I still have a dream for telling the story of a place without ever having visited. I tired to do this with the long piece Lagos where I mashed a bunch of stories together in (what I hoped) a way that made sense.
Why read a guidebook from a person who’s never been there? What’s the difference between someone who doesn’t go - and admits it - and some who parachutes in and doesn’t tell you they don’t know a lotI am not criticizing most travel writers here. Of course they know the place. What I am trying to look at is the parachute type writer, who drops in and gives us their impressions.
I think a travel piece from an uninitiated visitor may have something as much to say as those writers. It’s how you put the piece together. The creator would have to find the right things to say. And that’s about mining information, not traveling.
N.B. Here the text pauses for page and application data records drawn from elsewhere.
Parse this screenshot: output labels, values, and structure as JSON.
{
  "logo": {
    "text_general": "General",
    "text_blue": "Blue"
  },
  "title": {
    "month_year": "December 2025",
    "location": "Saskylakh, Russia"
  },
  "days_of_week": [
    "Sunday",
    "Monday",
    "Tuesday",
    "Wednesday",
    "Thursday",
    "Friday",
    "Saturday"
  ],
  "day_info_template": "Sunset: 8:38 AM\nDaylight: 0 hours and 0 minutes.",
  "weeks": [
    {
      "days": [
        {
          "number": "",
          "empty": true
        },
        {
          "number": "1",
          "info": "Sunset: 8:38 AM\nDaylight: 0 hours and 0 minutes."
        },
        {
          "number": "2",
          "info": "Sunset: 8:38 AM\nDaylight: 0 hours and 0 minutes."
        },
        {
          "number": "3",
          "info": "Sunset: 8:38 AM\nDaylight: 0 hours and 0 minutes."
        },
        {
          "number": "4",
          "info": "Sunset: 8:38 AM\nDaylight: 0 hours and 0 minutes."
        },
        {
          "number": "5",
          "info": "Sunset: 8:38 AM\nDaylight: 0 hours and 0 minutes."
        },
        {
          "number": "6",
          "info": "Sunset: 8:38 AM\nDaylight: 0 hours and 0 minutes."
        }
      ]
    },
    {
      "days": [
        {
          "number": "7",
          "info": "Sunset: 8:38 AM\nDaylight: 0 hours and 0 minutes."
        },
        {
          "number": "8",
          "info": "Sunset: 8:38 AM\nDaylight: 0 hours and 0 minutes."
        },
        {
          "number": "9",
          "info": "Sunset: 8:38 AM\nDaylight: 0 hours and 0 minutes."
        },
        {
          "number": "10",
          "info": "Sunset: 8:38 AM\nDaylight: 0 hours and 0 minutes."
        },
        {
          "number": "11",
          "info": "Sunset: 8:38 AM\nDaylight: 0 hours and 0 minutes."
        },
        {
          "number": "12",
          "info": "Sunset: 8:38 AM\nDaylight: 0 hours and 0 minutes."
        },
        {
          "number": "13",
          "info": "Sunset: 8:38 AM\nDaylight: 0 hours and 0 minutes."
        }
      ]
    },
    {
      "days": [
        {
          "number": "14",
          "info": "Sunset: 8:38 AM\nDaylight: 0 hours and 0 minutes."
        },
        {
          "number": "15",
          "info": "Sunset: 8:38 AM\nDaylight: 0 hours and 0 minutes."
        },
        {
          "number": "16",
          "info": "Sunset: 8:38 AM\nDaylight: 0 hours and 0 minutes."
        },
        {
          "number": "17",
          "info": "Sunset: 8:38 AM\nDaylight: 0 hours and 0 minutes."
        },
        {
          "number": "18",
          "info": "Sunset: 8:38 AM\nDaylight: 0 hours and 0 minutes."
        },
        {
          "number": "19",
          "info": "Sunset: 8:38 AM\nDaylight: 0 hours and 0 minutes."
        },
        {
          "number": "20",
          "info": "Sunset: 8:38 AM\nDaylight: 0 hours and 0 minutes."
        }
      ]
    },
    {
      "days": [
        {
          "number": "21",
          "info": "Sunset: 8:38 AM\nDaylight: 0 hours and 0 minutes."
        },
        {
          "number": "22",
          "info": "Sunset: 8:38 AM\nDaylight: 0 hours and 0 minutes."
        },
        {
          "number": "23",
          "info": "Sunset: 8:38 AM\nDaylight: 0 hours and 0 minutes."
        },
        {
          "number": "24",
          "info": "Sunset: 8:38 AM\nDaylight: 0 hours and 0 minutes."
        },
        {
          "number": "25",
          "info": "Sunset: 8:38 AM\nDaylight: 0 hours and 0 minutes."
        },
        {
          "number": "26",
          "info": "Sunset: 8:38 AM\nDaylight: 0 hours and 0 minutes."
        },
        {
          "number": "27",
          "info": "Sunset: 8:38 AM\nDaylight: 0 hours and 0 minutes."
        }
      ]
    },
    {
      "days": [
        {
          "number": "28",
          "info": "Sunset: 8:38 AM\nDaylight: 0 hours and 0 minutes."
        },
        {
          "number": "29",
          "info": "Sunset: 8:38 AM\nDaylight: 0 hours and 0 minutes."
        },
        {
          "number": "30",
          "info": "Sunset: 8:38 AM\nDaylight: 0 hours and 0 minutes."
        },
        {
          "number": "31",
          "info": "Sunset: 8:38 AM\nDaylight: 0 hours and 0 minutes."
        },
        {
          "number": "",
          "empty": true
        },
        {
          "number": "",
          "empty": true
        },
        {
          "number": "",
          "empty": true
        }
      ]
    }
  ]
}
This is where the grey/gray literature comes in handy. Tell the story through documents. If you could find interesting reports, interviews , recollections, oral histories about a place. Then you’d try to put those together, mix and mash them up and try to create a narrative about the place. (I didn’t quite do it with Lagos, but I tried to.)
Is this travel writing? Not in the slightest. But it may tell a story about a place — a different kind of story from, say, Lagos all bad because of poverty and crime or Lagos scary but has cool artists and writers and musicians.
Reading about other countries suffers when the writers only produce a few narratives: poor, hungry, lazy locals/hard working foreigners, gun crazy. Every place has a million layers, and if a writer can add to another layer, so be it. Should it matter if she has never been there before?